Reviewing Kevin Hatch’s Looking for Bruce Conner for The Nation, Barry Schwabsky recounts the myriad artistic careers (painter, sculptor, filmmaker) and multiple feints at vanishing acts (one gallery showing was cancelled when he prankishly decided to accredit the work to his friend Dennis Hopper) that Conner pursued.
“The moral is: don’t write a comedy that makes an audience laugh.” At Letters of Note, Groucho apologizes to frequent correspondent Woody Allen for not having written in too long.
“What do you see of your father in you?” “I’m more like my mother. She is the toughest woman. She’s 88.” Denzel Washington’s interview with GQ’s Michael Hainey is a master class in making your opinions clear even as you never let your façade crack. And given the magazine and subject, the accompanying photo shoot is about draping that façade impeccably.
At Indiewire, two auteurs are interviewed about how their most recent films return to obsessions of their youth: Eric Kohn sits down with Olivier Assayas about the early-70s political milieu of Something in the Air; and Rob Zombie tells Nigel M. Smith how he finally got around to making his witchcraft movie, Lords of Salem.
Poem: “I am not too good/For Los Angeles, knowing angels never/Forsook a degenerate.” Maryam Monalisa Gharavi’s brief but vivid “My Years of Militant Surrealism” takes the form of Luis Buñuel’s resignation letter to Paramount. Link via David Hudson.
Adrian Curry recreates the 1963 New York Film Festival, rounding up posters for 19 of the 21 films offered in that inaugural program. As he says, it’s an intriguing mixture of unassailable classics and now-forgotten
“I hope I can live up to your high standards.” The Retronaut presents a photo gallery of the auditions for On Her Majesty’s Secret Service; Lazenby and four other ruggedly handsome Englishmen strapping on their PPKs, pinning Bond girls to the wall, and cocking eyebrows toward the camera.
“For the first time in 5,000 years the Sphinx opened her mouth, and said, ‘don’t expect too much. Don’t expect too much from a teacher.'” In 1973 Nicolas Ray holed up at the Chateau Marmont, ignoring illnesses and addictions to edit his final feature We Can’t Go Home Again. Ray’s assistant Andy Romanoff presents a series of photographs he’d thought lost, images of a sad, withered, but stubbornly abiding man in a lonely place.
By Sean Axmaker
Paul Thomas Anderson’s The Master is the first Hollywood feature shot in 70mm in years. It opens in Seattle this weekend (a weeks after its New York and L.A. debut) in multiple theaters, but only Cinerama is showing the film on an honest-to-God 70mm film print. Making Seattle one of six cities on the country with a 70mm showing.
Alfred Hitchcock’s Vertigo famously was stamped with the new “Greatest Movie Ever Made” imprint in the new Sight and Sound critics poll, but in the director’s poll, the top film was Ozu Yasujiro’s Tokyo Story (number three on critic’s poll). Never seen it? Grand Illusion is screening a 35mm print of the film this week.

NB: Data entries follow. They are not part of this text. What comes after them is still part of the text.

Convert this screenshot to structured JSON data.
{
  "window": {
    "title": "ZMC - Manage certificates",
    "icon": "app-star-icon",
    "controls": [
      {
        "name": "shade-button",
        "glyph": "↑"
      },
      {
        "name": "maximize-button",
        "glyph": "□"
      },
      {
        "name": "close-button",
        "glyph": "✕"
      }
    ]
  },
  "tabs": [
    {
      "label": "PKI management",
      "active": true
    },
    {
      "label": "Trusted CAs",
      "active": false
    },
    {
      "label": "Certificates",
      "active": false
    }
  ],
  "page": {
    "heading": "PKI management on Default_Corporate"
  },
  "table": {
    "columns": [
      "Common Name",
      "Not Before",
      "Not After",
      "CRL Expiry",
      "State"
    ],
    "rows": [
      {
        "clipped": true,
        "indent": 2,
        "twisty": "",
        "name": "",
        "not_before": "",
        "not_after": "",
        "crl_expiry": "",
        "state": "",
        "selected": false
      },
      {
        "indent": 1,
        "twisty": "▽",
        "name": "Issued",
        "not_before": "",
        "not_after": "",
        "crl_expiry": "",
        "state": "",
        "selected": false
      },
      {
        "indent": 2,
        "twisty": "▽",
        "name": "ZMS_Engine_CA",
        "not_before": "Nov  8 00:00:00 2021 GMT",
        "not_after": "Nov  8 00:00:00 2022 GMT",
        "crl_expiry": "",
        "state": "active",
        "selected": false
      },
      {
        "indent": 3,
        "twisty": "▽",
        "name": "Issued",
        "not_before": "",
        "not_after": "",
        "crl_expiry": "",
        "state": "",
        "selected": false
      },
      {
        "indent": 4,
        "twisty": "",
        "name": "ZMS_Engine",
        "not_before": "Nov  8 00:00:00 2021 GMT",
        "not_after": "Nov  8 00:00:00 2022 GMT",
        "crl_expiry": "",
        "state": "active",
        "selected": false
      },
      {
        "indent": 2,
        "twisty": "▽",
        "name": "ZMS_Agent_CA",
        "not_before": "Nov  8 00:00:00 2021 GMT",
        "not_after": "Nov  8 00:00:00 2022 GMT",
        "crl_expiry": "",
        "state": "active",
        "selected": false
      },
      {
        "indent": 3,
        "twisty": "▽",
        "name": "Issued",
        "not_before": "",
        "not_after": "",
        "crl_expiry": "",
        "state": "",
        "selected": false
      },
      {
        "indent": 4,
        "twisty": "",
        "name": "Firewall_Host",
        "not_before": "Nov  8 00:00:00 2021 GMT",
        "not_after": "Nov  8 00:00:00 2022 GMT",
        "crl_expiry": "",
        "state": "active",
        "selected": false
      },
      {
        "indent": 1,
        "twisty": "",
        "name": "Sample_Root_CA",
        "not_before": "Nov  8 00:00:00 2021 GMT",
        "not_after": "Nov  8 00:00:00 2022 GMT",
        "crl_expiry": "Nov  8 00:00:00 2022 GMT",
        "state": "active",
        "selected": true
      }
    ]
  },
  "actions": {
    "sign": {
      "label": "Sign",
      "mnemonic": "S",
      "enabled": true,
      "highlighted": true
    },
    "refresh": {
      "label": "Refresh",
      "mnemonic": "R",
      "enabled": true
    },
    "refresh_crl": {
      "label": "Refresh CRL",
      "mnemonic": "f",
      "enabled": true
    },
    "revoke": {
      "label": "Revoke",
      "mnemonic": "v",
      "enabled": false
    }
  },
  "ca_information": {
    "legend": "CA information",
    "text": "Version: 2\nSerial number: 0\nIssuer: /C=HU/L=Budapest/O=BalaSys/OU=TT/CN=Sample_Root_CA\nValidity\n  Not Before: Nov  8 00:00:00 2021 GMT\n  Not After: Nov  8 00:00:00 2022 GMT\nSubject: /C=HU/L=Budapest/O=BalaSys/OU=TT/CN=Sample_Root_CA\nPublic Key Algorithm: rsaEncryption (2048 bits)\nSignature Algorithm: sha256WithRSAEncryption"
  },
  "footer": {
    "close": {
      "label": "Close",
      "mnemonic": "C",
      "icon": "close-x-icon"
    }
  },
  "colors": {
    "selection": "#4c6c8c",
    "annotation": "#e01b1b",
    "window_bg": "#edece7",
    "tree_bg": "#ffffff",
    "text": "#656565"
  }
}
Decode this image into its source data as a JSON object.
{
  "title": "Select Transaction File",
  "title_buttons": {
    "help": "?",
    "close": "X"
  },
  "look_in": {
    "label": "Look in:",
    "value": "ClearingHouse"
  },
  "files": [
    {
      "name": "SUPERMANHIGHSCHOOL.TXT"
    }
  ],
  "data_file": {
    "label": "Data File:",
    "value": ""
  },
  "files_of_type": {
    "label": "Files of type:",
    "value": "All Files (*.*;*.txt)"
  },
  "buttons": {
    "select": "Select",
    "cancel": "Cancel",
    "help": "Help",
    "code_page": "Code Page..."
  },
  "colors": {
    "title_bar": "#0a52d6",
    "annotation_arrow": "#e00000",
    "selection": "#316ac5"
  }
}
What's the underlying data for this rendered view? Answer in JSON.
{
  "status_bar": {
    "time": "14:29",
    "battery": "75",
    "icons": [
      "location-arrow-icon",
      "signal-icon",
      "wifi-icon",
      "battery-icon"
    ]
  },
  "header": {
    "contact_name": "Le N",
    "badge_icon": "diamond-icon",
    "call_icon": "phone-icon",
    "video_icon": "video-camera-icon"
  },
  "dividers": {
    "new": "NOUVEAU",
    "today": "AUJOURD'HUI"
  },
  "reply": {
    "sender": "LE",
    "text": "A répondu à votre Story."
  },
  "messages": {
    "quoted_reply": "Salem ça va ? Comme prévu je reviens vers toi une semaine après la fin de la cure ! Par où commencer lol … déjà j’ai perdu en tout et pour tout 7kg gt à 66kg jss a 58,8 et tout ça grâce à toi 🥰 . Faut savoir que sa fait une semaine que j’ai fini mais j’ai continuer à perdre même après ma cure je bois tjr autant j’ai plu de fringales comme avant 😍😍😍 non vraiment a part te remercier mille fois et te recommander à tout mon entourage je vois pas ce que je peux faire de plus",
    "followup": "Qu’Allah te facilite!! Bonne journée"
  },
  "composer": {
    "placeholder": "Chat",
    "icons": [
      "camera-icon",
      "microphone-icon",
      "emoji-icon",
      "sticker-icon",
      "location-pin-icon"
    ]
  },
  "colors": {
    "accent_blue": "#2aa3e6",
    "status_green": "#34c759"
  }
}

Seattle Design Festival plays at SIFF Film Center this weekend.
Visit the film review pages at The Seattle Times, Seattle Weekly, and The Stranger for more releases and see complete Seattle screening schedules through IMDb, MSN, Yahoo, or Fandango, pick the interface of your choice.
The weekly links page is compiled and curated by Bruce Reid, with Seattle Screens and obituaries curated by Sean Axmaker, with contributions from friends of Parallax View.